---------- Given information ----------

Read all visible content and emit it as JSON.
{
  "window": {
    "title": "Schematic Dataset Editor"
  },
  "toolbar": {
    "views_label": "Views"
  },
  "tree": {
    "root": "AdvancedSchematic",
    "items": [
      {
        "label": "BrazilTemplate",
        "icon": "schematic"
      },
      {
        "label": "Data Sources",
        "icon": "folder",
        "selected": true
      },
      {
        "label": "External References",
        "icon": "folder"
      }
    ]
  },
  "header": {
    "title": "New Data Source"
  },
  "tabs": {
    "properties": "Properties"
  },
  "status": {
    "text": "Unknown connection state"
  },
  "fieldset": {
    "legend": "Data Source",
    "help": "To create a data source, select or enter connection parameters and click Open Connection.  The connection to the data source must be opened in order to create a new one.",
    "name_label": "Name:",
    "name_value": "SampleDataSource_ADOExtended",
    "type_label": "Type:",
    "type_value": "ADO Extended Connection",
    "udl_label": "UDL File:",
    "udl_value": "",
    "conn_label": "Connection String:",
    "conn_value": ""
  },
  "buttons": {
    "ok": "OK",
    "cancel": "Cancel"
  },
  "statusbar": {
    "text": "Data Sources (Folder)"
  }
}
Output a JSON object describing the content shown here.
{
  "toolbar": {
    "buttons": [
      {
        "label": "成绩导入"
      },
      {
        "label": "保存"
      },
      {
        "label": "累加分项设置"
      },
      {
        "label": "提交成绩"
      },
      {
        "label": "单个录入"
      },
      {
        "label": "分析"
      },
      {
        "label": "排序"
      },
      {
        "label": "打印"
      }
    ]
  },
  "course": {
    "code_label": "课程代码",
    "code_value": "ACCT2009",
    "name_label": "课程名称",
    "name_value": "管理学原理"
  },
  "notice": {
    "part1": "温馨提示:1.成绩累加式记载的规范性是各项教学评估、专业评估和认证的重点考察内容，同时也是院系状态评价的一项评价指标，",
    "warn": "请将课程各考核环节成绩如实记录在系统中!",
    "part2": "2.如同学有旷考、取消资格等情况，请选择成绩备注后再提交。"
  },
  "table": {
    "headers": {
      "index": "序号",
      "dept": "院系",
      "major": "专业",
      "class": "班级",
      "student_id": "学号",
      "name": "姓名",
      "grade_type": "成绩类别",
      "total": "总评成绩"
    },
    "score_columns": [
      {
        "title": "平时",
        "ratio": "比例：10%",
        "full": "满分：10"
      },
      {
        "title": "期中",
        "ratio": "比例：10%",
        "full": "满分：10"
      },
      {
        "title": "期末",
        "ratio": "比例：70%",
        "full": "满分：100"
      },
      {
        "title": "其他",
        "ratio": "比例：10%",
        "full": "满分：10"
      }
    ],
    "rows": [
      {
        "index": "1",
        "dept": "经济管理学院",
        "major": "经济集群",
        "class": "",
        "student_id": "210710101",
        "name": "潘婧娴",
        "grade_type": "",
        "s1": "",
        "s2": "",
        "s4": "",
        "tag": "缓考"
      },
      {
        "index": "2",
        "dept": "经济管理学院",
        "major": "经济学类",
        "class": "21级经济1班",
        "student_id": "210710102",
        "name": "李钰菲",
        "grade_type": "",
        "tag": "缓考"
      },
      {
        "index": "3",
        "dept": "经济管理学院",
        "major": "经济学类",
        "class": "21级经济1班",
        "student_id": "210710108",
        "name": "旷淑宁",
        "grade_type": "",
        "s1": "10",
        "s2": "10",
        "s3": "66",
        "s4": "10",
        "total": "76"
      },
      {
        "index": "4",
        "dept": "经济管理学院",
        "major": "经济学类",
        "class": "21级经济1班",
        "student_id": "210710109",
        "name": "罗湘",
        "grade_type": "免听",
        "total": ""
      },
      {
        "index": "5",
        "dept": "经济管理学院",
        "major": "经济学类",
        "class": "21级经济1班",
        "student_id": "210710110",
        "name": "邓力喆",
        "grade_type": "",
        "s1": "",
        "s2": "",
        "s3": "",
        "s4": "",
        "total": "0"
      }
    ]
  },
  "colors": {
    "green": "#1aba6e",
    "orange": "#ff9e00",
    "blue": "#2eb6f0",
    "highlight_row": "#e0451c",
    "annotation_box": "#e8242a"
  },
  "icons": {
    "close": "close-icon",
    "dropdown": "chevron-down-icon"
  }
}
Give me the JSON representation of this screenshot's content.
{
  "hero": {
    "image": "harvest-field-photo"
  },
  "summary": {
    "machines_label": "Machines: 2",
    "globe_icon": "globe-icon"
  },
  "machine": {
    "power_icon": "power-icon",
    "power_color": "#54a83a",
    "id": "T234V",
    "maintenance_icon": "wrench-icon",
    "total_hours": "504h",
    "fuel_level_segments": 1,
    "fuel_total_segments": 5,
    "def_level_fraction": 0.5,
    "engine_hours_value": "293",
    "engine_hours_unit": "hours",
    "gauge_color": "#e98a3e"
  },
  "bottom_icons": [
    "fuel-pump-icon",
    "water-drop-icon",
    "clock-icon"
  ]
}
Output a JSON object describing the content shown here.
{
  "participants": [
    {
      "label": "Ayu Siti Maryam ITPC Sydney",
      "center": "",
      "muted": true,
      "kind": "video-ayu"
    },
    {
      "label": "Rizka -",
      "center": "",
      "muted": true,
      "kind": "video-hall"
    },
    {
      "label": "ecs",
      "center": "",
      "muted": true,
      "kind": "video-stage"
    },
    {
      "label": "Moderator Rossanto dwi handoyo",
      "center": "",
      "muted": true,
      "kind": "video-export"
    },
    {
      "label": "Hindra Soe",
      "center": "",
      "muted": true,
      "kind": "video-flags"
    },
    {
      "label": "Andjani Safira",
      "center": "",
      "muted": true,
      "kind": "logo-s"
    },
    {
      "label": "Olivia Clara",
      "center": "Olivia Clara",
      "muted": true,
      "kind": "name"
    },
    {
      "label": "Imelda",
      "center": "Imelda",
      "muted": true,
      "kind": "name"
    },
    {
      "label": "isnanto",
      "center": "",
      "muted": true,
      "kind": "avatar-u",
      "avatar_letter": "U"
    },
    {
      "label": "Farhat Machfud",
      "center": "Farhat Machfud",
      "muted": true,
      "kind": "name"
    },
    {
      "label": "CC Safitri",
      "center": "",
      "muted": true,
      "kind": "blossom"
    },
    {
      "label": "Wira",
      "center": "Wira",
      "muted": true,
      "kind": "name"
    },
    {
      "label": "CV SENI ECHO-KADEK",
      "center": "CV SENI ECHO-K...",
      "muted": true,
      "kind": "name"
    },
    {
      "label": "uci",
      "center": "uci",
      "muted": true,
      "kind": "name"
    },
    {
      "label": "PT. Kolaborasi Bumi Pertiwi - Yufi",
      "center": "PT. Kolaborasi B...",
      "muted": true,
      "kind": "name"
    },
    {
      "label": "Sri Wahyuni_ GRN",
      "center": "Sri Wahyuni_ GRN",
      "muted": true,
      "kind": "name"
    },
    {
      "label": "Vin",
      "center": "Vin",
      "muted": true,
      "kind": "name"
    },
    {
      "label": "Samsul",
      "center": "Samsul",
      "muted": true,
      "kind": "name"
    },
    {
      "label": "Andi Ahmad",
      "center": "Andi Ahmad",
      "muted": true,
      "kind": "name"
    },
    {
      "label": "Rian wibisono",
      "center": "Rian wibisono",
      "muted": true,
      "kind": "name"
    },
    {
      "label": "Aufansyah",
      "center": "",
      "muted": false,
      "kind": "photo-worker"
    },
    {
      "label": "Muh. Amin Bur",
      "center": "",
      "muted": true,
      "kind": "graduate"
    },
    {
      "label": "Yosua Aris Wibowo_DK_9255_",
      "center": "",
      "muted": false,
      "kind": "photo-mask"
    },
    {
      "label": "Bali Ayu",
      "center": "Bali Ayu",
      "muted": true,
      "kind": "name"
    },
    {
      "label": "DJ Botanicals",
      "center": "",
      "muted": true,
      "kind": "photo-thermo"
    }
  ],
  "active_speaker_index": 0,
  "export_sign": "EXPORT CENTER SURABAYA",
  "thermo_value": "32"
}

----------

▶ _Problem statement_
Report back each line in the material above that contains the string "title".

▶ _Completed exercise_
    "title": "Schematic Dataset Editor"
    "title": "New Data Source"
        "title": "平时",
        "title": "期中",
        "title": "期末",
        "title": "其他",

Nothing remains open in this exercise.